• **Task directions**: The required result is every line of the records that includes "MSIL".

Data entries
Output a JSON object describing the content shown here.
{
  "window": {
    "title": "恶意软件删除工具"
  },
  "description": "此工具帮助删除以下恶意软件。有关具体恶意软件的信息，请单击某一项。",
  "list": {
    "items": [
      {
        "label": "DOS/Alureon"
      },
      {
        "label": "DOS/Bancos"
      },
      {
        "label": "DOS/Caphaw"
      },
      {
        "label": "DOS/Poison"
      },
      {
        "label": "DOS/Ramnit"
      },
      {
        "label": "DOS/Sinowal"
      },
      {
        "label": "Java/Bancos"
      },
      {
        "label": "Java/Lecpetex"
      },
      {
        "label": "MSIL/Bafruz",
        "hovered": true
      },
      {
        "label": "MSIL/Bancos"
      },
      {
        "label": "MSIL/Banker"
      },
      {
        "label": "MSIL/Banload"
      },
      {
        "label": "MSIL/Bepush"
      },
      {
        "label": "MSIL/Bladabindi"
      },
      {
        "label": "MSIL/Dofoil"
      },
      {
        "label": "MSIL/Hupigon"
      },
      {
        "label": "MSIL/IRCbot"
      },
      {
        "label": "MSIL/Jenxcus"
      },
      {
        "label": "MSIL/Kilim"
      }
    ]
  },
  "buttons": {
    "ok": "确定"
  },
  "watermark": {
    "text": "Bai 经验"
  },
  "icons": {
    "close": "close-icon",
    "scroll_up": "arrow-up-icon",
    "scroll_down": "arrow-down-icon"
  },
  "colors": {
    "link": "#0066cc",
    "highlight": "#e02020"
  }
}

• **Solution below**:
        "label": "MSIL/Bafruz",
        "label": "MSIL/Bancos"
        "label": "MSIL/Banker"
        "label": "MSIL/Banload"
        "label": "MSIL/Bepush"
        "label": "MSIL/Bladabindi"
        "label": "MSIL/Dofoil"
        "label": "MSIL/Hupigon"
        "label": "MSIL/IRCbot"
        "label": "MSIL/Jenxcus"
        "label": "MSIL/Kilim"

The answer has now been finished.